TASK ITEM ▸ Take every line from the entries below that includes the word "time" and copy it.

─── EXERCISE DATA

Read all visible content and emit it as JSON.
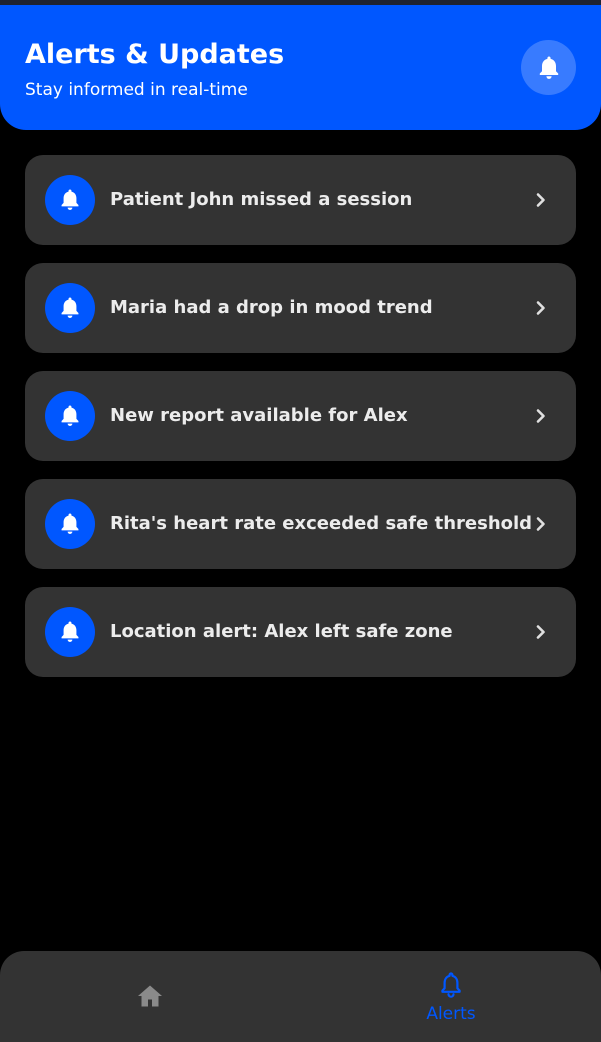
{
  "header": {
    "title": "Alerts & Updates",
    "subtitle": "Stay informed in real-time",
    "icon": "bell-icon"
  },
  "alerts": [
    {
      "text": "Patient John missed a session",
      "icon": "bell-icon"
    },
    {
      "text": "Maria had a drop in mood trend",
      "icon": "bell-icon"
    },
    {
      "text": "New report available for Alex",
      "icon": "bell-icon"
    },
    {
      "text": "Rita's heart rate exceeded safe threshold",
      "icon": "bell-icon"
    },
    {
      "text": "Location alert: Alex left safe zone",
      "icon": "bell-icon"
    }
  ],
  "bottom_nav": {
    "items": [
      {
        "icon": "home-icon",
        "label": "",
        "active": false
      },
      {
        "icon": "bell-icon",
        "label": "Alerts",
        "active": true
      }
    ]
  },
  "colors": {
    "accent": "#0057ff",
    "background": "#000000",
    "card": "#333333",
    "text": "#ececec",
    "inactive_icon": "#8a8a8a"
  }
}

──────
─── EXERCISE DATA

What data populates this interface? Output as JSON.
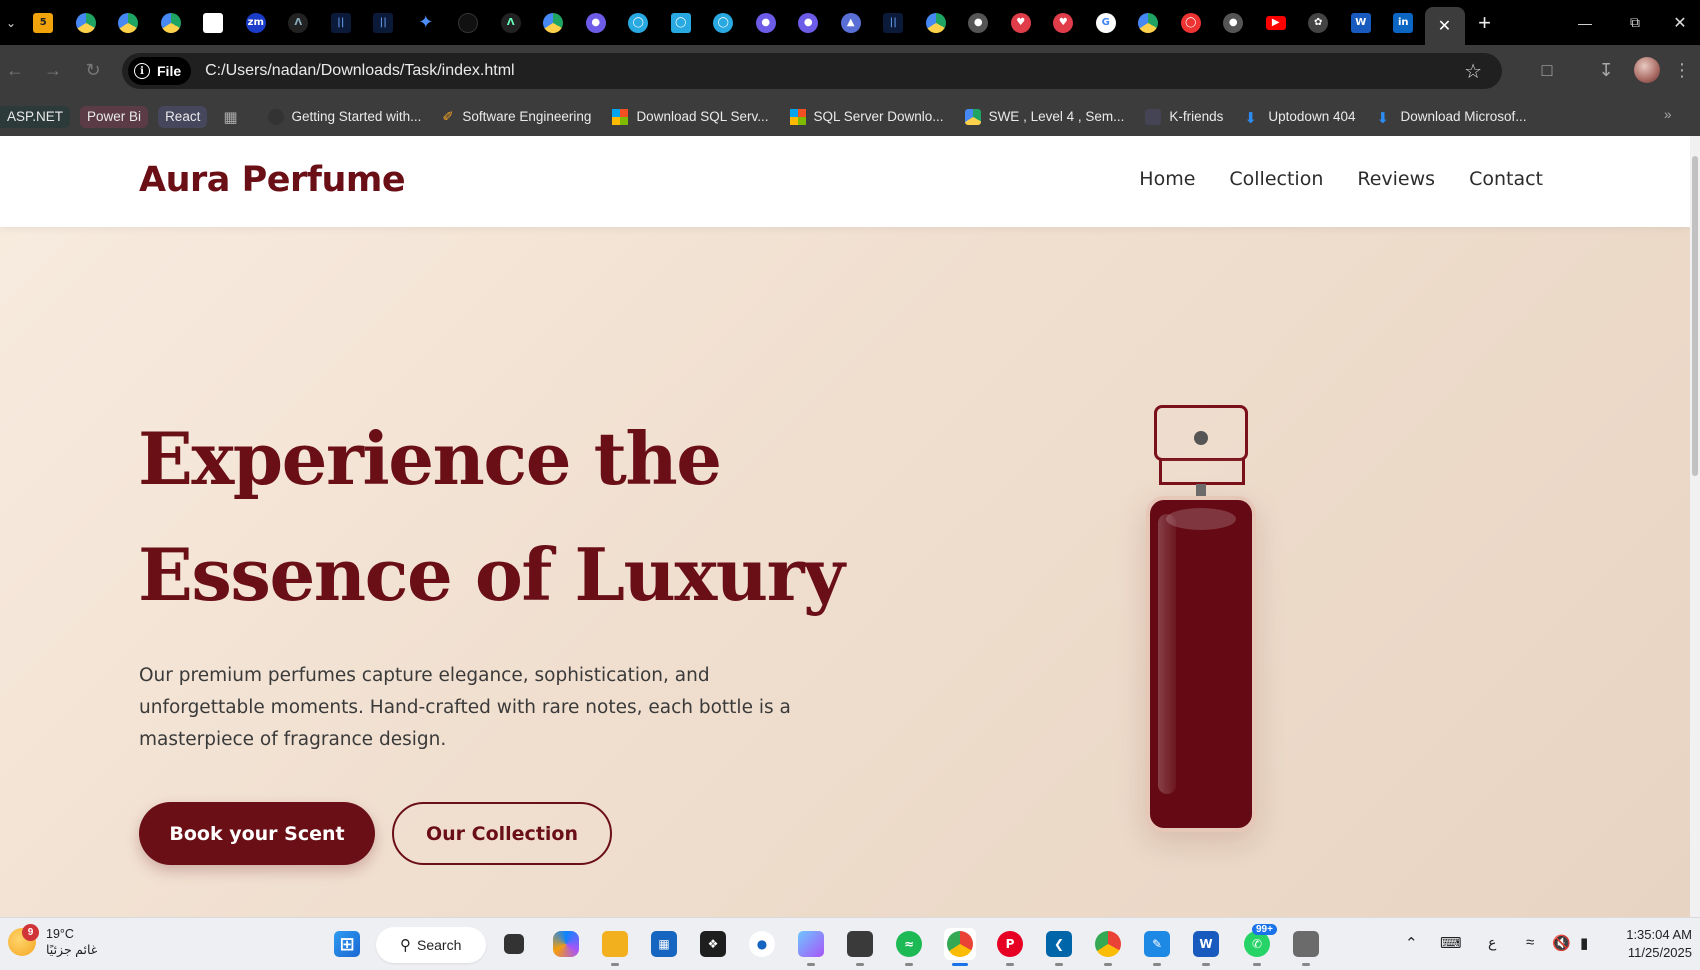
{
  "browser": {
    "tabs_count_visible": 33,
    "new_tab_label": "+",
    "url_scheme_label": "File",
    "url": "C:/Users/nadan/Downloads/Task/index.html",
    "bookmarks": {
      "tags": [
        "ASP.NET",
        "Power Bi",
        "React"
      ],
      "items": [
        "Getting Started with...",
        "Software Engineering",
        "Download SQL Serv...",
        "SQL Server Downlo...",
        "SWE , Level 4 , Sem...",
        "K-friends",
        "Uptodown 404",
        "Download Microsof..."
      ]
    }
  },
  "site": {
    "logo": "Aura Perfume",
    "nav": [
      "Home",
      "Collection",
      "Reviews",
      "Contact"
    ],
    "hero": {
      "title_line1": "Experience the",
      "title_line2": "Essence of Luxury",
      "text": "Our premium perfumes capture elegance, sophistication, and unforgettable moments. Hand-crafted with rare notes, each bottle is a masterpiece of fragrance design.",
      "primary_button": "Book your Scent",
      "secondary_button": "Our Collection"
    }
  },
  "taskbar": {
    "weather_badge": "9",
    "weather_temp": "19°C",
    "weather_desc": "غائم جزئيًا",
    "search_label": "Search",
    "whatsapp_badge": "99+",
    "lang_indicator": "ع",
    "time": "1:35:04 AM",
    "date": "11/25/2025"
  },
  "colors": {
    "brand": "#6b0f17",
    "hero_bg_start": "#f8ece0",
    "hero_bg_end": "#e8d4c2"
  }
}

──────
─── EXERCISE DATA

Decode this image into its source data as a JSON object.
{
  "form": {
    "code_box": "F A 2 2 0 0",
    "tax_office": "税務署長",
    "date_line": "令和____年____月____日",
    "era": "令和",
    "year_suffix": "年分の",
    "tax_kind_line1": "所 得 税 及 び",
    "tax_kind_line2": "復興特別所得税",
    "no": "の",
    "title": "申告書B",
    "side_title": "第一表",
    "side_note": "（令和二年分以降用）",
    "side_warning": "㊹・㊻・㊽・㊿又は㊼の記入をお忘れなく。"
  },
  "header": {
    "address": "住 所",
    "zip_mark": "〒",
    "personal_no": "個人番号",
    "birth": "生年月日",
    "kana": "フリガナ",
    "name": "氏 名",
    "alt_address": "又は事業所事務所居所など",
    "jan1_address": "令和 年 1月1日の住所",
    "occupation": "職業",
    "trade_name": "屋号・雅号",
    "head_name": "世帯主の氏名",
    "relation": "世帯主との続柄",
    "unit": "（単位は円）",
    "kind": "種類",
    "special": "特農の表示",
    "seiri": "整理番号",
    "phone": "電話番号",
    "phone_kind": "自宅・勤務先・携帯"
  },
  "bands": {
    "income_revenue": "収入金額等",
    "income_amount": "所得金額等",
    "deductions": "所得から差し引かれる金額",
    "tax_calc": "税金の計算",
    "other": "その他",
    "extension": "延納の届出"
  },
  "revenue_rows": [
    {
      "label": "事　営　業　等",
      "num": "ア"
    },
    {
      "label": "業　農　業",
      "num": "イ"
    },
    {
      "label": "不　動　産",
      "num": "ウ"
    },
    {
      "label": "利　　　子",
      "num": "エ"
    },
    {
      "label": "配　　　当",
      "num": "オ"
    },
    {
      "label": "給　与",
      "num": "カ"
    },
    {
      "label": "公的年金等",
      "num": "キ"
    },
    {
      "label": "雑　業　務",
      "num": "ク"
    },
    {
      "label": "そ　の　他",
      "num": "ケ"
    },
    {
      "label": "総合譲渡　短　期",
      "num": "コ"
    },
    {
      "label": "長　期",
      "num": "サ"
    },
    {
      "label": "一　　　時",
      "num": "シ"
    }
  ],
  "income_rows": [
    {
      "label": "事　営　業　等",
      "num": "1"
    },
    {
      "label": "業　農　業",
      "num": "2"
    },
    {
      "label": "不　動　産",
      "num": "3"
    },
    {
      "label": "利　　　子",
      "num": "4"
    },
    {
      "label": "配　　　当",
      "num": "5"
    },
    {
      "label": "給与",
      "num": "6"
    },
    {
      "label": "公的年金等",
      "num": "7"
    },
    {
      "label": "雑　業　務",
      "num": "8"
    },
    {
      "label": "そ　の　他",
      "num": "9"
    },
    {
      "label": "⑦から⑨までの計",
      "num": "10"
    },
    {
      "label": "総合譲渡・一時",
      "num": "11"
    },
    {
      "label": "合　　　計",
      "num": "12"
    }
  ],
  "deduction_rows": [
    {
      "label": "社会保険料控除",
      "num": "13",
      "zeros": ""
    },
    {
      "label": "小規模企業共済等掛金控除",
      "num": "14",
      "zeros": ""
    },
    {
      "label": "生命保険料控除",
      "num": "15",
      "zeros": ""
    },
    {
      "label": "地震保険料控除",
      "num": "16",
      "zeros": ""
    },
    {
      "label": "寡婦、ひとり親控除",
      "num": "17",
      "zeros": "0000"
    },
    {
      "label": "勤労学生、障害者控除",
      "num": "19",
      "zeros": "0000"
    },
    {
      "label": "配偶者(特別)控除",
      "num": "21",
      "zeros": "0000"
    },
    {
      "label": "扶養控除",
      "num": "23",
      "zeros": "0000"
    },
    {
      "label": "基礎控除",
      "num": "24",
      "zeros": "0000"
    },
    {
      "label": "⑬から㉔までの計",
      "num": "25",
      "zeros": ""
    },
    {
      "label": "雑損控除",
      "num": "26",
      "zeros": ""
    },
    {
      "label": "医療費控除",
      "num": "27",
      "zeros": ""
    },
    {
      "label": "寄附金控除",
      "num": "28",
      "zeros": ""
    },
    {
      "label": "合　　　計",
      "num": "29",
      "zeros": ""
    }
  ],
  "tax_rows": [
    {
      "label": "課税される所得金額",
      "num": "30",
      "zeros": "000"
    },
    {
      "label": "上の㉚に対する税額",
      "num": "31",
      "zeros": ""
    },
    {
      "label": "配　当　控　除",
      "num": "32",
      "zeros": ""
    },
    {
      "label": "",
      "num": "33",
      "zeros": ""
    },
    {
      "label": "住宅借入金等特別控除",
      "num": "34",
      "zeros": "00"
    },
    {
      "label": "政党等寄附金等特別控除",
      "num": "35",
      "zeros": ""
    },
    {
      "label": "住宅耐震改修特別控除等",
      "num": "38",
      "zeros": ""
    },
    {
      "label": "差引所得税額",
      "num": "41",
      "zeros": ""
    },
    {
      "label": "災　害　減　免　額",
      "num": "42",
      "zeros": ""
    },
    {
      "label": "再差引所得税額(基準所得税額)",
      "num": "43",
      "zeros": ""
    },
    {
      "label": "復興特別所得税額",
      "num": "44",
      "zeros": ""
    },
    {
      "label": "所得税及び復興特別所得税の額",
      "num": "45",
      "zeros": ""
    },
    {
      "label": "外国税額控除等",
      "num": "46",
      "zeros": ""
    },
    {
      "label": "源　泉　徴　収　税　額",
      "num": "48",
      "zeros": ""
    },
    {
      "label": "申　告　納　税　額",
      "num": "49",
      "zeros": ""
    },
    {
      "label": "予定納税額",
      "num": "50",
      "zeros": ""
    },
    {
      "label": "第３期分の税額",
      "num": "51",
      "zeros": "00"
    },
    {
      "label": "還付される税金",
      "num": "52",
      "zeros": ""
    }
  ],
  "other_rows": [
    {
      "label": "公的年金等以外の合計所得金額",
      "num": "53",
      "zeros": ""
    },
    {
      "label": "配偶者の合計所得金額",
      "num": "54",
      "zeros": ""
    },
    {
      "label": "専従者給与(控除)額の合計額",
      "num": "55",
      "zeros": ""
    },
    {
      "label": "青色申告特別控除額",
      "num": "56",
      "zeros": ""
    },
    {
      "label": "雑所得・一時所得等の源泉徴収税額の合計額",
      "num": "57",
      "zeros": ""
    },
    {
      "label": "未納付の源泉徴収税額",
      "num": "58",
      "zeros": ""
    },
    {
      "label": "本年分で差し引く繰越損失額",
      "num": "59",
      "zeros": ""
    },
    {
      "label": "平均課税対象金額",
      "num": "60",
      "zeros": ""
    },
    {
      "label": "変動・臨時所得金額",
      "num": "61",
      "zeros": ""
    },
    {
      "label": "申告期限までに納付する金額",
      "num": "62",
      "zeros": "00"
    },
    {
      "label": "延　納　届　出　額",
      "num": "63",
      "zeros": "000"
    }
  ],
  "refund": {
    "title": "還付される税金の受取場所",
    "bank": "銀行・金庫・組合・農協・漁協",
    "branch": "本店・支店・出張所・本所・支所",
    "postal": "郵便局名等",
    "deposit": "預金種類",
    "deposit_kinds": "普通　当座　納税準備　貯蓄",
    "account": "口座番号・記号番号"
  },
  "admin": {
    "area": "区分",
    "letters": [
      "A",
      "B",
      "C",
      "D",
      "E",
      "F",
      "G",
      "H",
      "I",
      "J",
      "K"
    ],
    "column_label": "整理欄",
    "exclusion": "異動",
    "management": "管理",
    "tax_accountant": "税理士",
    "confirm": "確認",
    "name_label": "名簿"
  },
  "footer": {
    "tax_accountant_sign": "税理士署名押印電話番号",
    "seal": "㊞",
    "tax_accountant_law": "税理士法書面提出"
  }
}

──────

RESPONSE TO THE TASK ▸
    "subtitle": "Stay informed in real-time",
    "time": "1:35:04 AM",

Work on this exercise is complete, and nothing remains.